A: Yes, it's called a contract. If I don't write, they send nasty letters and turn their lawyers loose on me.
Seriously, the idea for the plot came from a true story about a young woman who vanished off a cruise liner in the Caribbean during her honeymoon. She was never found, and to this day nobody knows what happened.
Q:Have you ever taken a cruise?
A: I'm proud to say I've never been on a cruise, which is probably the main reason I still weigh only 165 pounds. The main recreation on cruise ships is eating, which is apparently a 24-hour activity. By the time your trip is over they've got to roll you down the gangplank.
Q: Which writers have influenced you over the years?
A: Certain writers -- Joseph Heller, J.D. Salinger, John D. MacDonald -- made me want to become a writer myself. Others like John Irving and Tom Wolfe opened all kinds of doors in my head as I was reading them. I feel that way now when I read Jim Harrison and Tom McGuane and Martin Amis. They are all capable of that perfect, untouchable sentence.
Q: How did you decide to become a journalist?
A: I thought it was would be a cool way to learn how the world worked, and I was right. There's nothing that compares to working for a big-city newspaper, the breadth of experience you get in a very compressed amount of time. It can be grueling and aggravating and sad as hell, because so many true stories end badly. But it's also a terrific education for a young writer -- and it teaches you how to write fast, and how to write on days when you don't feel like writing.
Q: Tell us about Chaz Perrone.
A: He's one of my favorite dirtball villains. Chaz is a crooked biologist who goes to work for a ruthless agri-business tycoon. He infiltrates the Everglades restoration project and fakes water-quality tests to make the farm baron look legal. But the thing I really like about Chaz is that he so ill at ease in nature. He can't stand the swamp, the gators, the snakes, the bugs -- he's managed to choose the single vocation for which he's completely unsuited, and in the end he regrets it. Deeply.
Q: Besides Chaz, do you have a favorite character in SKINNY DIP?
A: I love Joey Perrone, Chaz's wife. I love the idea of her refusing to die when Chaz heaves her off the cruise ship in the first chapter. She's a romantic but she's also a pretty tough girl. She's not just after revenge -- she desperately wants to know why her husband would try to kill her on their second anniversary. This is a woman who realizes that she's married the ultimate creep, and by God she's going to get some answers.
Q: How do you decide when to reintroduce characters from previous novels?
A: I bring back old characters only if they fit into the new story. Skink, the crazed ex-governor, makes a memorable cameo in SKINNY DIP simply because some of the characters wander into his swampy domain. Mick Stranahan was a very interesting guy but I couldn't fit him into another novel until now. He seemed like the perfect choice to rescue Joey Perrone because he still lives on an island in Biscayne Bay, not far from where she's floating.

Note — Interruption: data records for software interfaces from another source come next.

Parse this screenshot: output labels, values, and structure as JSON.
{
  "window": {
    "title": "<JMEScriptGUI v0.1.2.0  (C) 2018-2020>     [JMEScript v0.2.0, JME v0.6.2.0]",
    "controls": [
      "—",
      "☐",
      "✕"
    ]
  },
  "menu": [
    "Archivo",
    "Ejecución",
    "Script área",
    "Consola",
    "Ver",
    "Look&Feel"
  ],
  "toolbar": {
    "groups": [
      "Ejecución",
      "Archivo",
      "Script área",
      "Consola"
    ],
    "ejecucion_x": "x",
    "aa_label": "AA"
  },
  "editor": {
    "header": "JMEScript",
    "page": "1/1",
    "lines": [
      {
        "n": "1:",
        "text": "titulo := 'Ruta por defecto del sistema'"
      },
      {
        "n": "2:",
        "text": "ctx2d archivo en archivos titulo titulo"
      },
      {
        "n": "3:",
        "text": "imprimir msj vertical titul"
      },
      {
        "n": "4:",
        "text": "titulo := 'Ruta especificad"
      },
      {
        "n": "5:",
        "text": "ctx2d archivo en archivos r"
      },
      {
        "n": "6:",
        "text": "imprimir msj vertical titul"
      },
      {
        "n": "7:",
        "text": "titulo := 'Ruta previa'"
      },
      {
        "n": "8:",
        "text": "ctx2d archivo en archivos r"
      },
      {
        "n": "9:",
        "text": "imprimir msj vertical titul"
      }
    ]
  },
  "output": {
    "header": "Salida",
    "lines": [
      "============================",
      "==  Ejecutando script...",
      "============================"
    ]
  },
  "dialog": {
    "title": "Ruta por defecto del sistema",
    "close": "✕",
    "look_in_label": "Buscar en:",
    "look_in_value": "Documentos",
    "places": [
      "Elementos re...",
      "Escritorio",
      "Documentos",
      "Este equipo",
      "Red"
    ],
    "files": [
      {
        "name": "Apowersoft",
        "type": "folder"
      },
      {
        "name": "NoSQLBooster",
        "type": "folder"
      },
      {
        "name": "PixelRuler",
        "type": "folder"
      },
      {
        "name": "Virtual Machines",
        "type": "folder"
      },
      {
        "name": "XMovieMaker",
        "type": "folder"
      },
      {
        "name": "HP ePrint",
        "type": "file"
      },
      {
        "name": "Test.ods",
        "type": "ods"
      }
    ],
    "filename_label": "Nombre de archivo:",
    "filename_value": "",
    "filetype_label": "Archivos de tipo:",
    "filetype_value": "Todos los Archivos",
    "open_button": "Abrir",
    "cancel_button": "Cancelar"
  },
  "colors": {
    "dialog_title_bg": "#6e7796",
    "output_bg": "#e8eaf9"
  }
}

That's how it works. If everything fits together and the timing is right, I'll bring back a familiar face or two from the earlier books.
Q: Tell us about your children's book, HOOT, which was just released in paperback.
A: HOOT is a story that I borrowed from the pages of my own childhood. It's about three kids who are trying to save a colony of little burrowing owls from being destroyed by a big company that's putting up a pancake house in their town. When I was kid growing up in South Florida, those little owls were all over the place. Now they're practically wiped out.
I wrote HOOT for my stepson, nieces and nephew, who were all in that ten-to-fourteen year old bracket. Because the book was personal, it was fun. I was astonished when it won a Newbery Honor. Completely blown away. Let's face it, if you looked closely at my grownup novels, I'm not the kind of writer who seemed a likely choice to cross over smoothly into children's fiction. It was sort of like asking Sam Peckinpah to do a re-make of "Mary Poppins."
By some miracle, though, HOOT turned out well. I'm still amazed.